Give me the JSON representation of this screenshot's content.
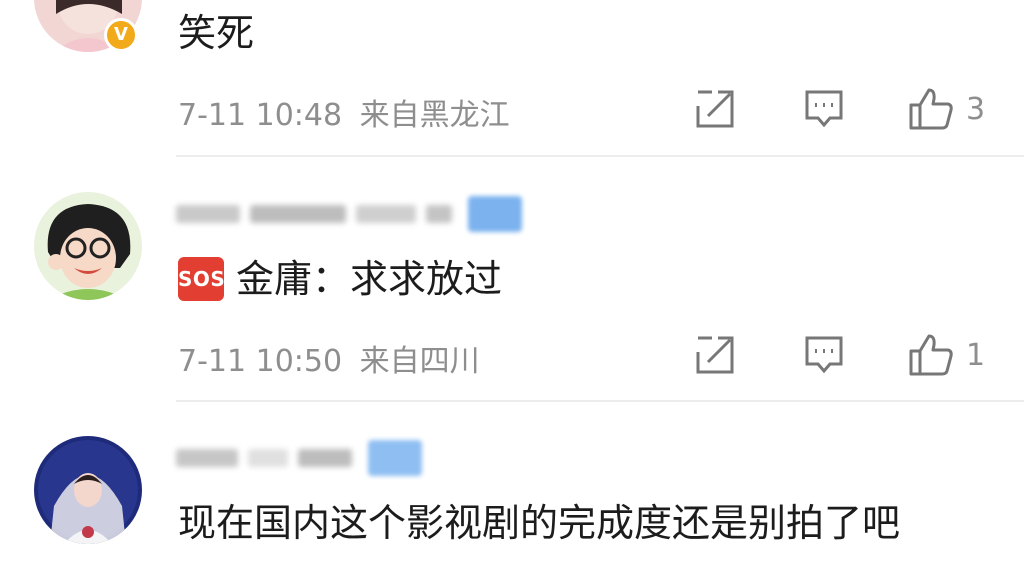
{
  "comments": [
    {
      "text": "笑死",
      "timestamp": "7-11 10:48",
      "location": "来自黑龙江",
      "likes": "3",
      "verified_badge": "V"
    },
    {
      "sos_label": "SOS",
      "text": "金庸：求求放过",
      "timestamp": "7-11 10:50",
      "location": "来自四川",
      "likes": "1"
    },
    {
      "text": "现在国内这个影视剧的完成度还是别拍了吧"
    }
  ],
  "icons": {
    "share": "share-icon",
    "comment": "comment-icon",
    "like": "like-icon"
  },
  "colors": {
    "verified": "#f2a91a",
    "sos": "#e23e32",
    "meta_text": "#8e8e8e",
    "body_text": "#1c1c1c"
  }
}
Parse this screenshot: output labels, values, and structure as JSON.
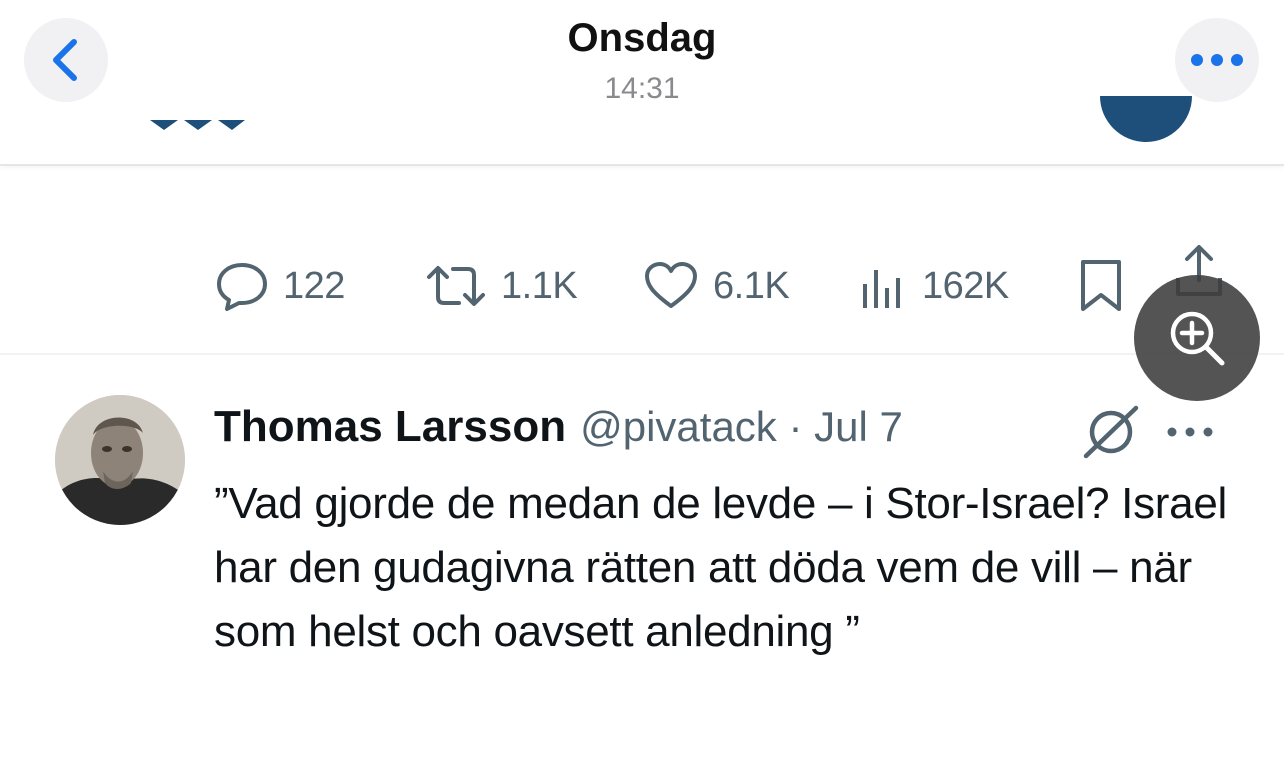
{
  "header": {
    "title": "Onsdag",
    "time": "14:31",
    "back_icon": "chevron-left-icon",
    "more_icon": "ellipsis-icon",
    "accent_color": "#1a73e8"
  },
  "tweet_actions": {
    "replies": "122",
    "retweets": "1.1K",
    "likes": "6.1K",
    "views": "162K"
  },
  "zoom_button": {
    "icon": "zoom-in-icon"
  },
  "tweet": {
    "author": "Thomas Larsson",
    "handle_date": "@pivatack · Jul 7",
    "text": "”Vad gjorde de medan de levde – i Stor-Israel? Israel har den gudagivna rätten att döda vem de vill – när som helst och oavsett anledning ”"
  },
  "colors": {
    "text_primary": "#0f1419",
    "text_secondary": "#536471"
  }
}
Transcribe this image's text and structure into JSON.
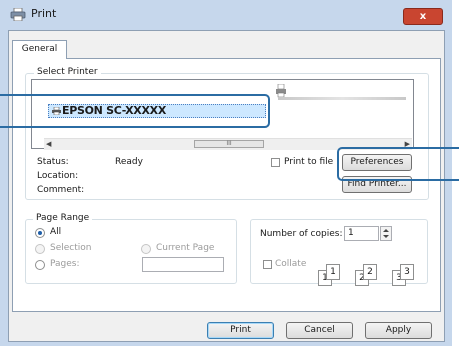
{
  "window": {
    "title": "Print",
    "close_glyph": "x"
  },
  "tabs": [
    {
      "label": "General"
    }
  ],
  "select_printer": {
    "group_title": "Select Printer",
    "selected_printer": "EPSON SC-XXXXX",
    "scroll_thumb_glyph": "III",
    "status_label": "Status:",
    "status_value": "Ready",
    "location_label": "Location:",
    "comment_label": "Comment:",
    "print_to_file_label": "Print to file",
    "preferences_label": "Preferences",
    "find_printer_label": "Find Printer..."
  },
  "page_range": {
    "group_title": "Page Range",
    "all_label": "All",
    "selection_label": "Selection",
    "current_page_label": "Current Page",
    "pages_label": "Pages:",
    "pages_value": ""
  },
  "copies": {
    "number_label": "Number of copies:",
    "number_value": "1",
    "collate_label": "Collate",
    "collate_pages": [
      "1",
      "1",
      "2",
      "2",
      "3",
      "3"
    ]
  },
  "footer": {
    "print_label": "Print",
    "cancel_label": "Cancel",
    "apply_label": "Apply"
  },
  "icons": {
    "printer": "printer-icon",
    "close": "close-icon",
    "spinner": "spinner-arrows-icon"
  },
  "colors": {
    "title_bar": "#c6d7ec",
    "close_button": "#c94530",
    "selection_highlight": "#cde8ff",
    "callout_border": "#2b6ca3"
  }
}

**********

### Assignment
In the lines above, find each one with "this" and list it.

### Worked solution
Give me the JSON representation of this screenshot's content.
Parse this screenshot: output labels, values, and structure as JSON.
Transcribe this image's text and structure into JSON.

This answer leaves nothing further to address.